Suicide was popular in the Japanese military during World War II. Military suicides are
often practiced, and popular. But practice and popularity do not make suicide either
acceptable or right.
Muslim religionists both teach and practice suicide. Suicidal
enemies are believed to provide instant immortality. Human life in Buddhism, Shintoism,
and Islam is cheap. When Saddam Hussein, leader of the predominantly Muslim country
of Iraq, fought a war for several years against Iran, another Muslim country, S. Hussein
used Iraqi children as human mine sweepers. The children had signs attached to their
backs which said FOLLOW ME TO HEAVEN. The children were blown up, and soldiers

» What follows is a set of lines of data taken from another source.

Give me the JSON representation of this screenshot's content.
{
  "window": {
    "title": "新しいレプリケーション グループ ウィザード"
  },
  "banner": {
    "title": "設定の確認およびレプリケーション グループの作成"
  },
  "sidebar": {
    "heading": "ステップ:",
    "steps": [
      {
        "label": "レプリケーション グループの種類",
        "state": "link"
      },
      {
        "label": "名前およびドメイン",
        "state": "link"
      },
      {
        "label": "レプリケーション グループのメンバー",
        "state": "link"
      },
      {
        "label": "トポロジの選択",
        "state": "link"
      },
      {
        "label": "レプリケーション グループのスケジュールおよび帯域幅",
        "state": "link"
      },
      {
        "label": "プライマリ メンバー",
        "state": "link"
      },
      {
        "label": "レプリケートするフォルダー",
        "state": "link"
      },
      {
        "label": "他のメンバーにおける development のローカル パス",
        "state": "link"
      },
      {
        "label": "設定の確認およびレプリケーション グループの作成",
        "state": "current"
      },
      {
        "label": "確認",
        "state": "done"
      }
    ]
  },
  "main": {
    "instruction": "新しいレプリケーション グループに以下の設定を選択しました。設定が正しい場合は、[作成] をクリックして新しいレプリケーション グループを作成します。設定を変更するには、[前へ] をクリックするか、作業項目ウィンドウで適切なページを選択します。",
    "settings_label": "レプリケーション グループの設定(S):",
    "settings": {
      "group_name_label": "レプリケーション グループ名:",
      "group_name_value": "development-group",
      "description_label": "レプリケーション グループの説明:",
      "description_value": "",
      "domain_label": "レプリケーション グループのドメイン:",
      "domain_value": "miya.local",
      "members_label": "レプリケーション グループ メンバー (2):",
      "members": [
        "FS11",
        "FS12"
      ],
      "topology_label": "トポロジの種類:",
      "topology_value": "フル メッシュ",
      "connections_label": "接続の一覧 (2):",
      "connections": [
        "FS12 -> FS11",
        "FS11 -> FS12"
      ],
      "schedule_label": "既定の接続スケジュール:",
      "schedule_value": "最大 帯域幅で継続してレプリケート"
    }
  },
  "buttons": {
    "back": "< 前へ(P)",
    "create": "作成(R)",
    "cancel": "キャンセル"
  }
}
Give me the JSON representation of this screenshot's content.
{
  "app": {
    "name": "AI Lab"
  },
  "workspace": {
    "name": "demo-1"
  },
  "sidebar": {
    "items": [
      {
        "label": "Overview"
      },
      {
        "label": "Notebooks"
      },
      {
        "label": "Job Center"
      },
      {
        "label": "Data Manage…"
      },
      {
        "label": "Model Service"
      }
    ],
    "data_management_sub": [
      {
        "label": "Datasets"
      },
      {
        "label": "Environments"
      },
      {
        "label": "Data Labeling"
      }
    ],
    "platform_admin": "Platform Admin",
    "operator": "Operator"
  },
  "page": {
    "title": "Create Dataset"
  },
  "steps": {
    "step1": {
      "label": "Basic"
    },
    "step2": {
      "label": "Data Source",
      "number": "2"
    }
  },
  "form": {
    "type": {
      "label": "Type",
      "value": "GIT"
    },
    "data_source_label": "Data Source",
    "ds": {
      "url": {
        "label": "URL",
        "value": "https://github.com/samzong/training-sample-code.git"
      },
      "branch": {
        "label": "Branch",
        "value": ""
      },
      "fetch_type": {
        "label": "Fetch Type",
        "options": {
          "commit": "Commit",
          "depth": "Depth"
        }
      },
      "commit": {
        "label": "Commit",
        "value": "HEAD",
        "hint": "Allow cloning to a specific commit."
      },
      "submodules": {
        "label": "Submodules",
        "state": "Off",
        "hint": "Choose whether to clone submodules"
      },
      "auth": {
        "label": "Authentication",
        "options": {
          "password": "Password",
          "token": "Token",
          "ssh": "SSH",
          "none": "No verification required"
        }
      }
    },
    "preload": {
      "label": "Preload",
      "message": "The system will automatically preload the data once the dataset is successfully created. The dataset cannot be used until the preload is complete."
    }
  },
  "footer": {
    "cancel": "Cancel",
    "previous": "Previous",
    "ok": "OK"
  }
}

followed the paths made through mine fields. Although both Islamic countries were
fighting Jihads, so-called holy wars, neither country won as a cease fire finally occurred.
Eastern religions have greatly increased in the United States,
and some other
Western countries. This means increases in suicides. The large increase of suicide in the
United Staes is partly because of the tremendous increase in the memberships of Eastern
religions in this country. This increase in numbers partly accounts for the high increase of
suicides among American teenagers. Depression, among other psychological problems,
including “guilt trips,” account for many religious and non-religious suicides. However
religious, and psychological problems, do not make suicide become a right action.
Buddhist numbers increased in the United States after they changed
Temples” to “Buddhist Churches.” This increase could be expected because most
Americans know little about world religions. This fact is partly based on my teaching
philosophy courses in state universities, and in teaching “World Religions” in seminary. In
fact the world’s people are notoriously ignorant of world religions. But ignorance of
religions is no excuse for suicide.
Buddhist membership increases in the United States can be illustrated
comparing the Southern Baptist Church which is the largest non-Catholic church in the
United States. The Southern Baptist Church has about 17 million members (1999), but
the Buddhist Religion in the United States is larger. Yet the Islamic Religion is the fastest
growing religion in the United States.
Buddha’s suicide is “justified” in Buddhist legend. The
story goes that a poor
beggar invited Buddha to eat with him but he had only beans which were poisoned and
nothing more to offer. But Buddha did not want to offend the poor beggar so he ate the
poisoned beans, and they killed him. Therefore Buddha fulfilled his death wish by
committing suicide. People can always find excuses to commit suicide. But excuses do
not justify suicide. Buddha committed voluntary suicide, a fallacious act, and a final
fallacy. Buddha’s suicide was an abnormal act and a psychotic (insane) act. But that is
for another writing.